I do a fair amount of presentations on Law Library, Knowledge Management, Records, Social Media, and Competitive Intelligence topics. When the talk is over, I usually go through the comments from the audience to see what I could have done better, or if there were things that I missed and need to include the next time around. Almost without fail, however, I see one comment every time I review those comments:

“I’ve heard all of this before, you’re not giving me anything new that will fix the issues I have at my office.”

This comment is usually tagged along with the section where I tell the audience that you need to “market” what you do; that you need to “communicate” with the key players in your firm; and, that you need to be “proactive” in your mission and not wait for someone to come to you first.

Everyone has heard that trifecta of Market, Communicate, and Being Proactive, but the primary reason you are hearing it over and over again is that without these three key elements, your goals won’t make it off the ground. Another reason that you hear these elements is that, although you may be the exception to the rule, most of the people that are in the room still struggle with actually implementing these three processes. I’ll give you one example from a webinar I moderated last week.

When asked what the Information Technology group could do better in working with the Library at a law firm, one of the answers was roughly, “IT should come talk to the library before they begin planning their projects.” The idea behind this comment was that the library has resources, experience and expertise in many areas that the IT group could leverage to approach their projects more effectively. That’s a great idea… but does anyone think that the IT group is going to amend its Standard Operating Procedure manual and add in: “Step One- Contact the library”? Probably not. So, the takeaway that I would think that you’d get from the trifecta of key processes is that you’d apply them in this order:

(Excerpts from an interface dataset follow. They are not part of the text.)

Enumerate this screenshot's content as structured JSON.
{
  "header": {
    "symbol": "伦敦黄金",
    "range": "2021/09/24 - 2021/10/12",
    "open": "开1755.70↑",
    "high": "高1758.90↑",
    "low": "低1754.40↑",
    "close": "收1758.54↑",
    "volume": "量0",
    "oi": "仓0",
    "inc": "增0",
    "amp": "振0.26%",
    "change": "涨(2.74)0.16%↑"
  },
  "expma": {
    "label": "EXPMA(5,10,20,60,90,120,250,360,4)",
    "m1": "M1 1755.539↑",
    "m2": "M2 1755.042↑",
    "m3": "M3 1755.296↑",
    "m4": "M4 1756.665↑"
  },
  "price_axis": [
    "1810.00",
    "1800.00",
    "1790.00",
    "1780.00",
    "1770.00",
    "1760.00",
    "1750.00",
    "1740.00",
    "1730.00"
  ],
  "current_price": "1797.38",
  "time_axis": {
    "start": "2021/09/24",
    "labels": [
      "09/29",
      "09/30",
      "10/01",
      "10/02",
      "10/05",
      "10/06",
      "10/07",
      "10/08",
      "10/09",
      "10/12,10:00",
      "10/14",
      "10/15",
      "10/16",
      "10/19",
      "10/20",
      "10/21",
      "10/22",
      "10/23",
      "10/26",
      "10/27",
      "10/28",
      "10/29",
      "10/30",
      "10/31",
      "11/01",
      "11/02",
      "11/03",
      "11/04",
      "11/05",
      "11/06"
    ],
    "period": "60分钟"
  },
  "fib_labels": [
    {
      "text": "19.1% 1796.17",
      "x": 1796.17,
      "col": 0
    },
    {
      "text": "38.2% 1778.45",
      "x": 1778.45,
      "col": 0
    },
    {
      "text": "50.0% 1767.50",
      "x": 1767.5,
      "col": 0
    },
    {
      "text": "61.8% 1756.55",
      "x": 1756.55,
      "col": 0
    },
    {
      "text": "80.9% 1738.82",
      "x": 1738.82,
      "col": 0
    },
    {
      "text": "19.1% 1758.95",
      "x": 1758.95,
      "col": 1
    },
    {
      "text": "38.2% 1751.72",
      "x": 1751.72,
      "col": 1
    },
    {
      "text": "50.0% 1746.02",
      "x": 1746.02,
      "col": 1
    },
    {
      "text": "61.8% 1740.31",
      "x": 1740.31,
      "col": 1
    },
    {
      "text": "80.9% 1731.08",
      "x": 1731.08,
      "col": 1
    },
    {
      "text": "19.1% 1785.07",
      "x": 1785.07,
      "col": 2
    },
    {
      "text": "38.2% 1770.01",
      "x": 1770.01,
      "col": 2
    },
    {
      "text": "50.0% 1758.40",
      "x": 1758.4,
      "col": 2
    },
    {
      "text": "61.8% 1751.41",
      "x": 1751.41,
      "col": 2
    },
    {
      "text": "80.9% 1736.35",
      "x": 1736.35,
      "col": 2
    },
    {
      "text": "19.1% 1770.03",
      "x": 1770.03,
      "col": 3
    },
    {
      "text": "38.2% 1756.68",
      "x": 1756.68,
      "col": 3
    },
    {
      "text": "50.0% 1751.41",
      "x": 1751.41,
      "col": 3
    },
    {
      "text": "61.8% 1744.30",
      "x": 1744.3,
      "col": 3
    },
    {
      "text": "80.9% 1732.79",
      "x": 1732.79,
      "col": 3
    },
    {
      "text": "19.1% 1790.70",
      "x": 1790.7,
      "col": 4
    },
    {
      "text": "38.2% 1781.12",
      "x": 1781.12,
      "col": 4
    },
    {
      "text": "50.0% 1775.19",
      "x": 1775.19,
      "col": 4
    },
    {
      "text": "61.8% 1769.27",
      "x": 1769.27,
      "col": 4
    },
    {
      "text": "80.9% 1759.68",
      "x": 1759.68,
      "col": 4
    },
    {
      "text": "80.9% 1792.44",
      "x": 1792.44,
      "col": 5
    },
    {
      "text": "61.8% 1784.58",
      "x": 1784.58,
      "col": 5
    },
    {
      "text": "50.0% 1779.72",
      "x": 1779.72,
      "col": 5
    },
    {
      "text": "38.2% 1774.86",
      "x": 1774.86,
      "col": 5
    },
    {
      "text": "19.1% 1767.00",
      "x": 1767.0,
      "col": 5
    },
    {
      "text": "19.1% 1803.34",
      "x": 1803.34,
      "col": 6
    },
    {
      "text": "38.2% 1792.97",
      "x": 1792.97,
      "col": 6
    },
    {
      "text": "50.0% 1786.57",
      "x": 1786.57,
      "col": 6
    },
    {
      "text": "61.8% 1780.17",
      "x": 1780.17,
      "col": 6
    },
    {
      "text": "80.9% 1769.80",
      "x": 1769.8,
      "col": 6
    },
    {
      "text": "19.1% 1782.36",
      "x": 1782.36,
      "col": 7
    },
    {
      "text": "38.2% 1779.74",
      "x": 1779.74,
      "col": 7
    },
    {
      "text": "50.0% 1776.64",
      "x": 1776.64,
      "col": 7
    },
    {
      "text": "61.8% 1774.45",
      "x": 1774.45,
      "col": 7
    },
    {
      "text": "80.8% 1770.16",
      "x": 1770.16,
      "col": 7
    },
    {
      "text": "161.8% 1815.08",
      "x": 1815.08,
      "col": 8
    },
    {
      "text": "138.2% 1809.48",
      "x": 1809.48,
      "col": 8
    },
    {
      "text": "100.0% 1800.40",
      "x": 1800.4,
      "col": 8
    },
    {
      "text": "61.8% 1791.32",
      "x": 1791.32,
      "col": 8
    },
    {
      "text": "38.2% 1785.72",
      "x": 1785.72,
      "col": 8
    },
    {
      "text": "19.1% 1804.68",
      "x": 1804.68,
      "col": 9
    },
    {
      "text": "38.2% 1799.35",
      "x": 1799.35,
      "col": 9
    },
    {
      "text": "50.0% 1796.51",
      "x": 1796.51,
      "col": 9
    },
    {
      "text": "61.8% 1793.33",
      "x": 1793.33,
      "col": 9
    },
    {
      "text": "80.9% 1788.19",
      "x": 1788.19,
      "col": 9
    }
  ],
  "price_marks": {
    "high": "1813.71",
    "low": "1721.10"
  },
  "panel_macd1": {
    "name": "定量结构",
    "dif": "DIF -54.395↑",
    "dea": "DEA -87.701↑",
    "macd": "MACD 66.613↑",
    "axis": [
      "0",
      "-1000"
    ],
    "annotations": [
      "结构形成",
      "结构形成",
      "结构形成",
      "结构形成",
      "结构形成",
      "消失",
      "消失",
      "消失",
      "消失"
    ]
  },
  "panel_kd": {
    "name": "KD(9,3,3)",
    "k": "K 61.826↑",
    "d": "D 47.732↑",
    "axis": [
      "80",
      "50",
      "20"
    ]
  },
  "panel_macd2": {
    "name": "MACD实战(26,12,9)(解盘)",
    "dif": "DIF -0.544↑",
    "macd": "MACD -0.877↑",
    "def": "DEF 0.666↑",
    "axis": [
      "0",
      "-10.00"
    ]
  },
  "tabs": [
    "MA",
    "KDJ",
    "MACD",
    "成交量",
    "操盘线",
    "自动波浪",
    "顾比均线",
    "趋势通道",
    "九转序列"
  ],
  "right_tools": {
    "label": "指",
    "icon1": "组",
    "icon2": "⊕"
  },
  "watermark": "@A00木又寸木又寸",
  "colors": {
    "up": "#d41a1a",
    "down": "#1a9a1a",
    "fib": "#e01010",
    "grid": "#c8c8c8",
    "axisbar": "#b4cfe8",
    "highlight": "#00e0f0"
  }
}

  1. Be Proactive – Go to the IT Group when you hear of upcoming projects that you believe your department could help with.
  2. Communicate – Talk in the language that IT understands. Build a business case that explains specifically what resources, experience and expertise the library has that would make the project more efficient. Verbal communication alone is simply not enough.
  3. Market – Upon successful implementation of the processes you’ve developed, bring that up with everyone that you want to do business with in the future. Nothing breeds success like success.
As much as I would love for one of my presentations to inspire someone go to out and solve all the issues they face back at work, I understand that it probably won’t happen like that. Presentations are more like conversation starters and idea generators. They are very general and the examples used in the presentations almost never address the specific issues that you face back at work. The best that many of us can hope for when we attend a presentation that is presented by a peer, is that we can have a few “take aways” that we can adapt to our issues. Presentations are simply that… presentations. The people that present are not consultants, they are usually your peers that are wanting to talk about some successes (or failures) that they’ve had to deal with and wanted to share those with others in order to get a conversation started. The hard work of actually continue that conversation, or building upon those ideas, is up to you.
It kind of reminds me of this story that I heard from one of my more opinionated congregational members of the Pentecostal Church I grew up in:

One morning, the Preacher was having individual prayer session with his congregation, which was made up of mostly farmers. As each farmer came in and talked with the preacher, they each gave pretty much the same request. “Brother, would you pray for me and ask God to kill off all these weeds that are choking my crops?”
After hearing this request from farmer after farmer, the Preacher welcomed in the final farmer and immediately said to him, “I suppose you want me to pray for God to help you with your weed problem?”
The farmer replied, “Oh, no Brother. I needed you to pray for my youngest child, who has been sickly lately.
The preacher was stunned, “Don’t you have a weed problem, Brother?”
“Oh, yes I do. They are terrible this year,” replied the farmer.
“Well, what are you doing about it?” asked the preacher.
The farmer looked the preacher in the eye and answered, “I get up early every morning and pray hard for the Lord to help with the weed problem. Then I get out in the field and hoe like hell.”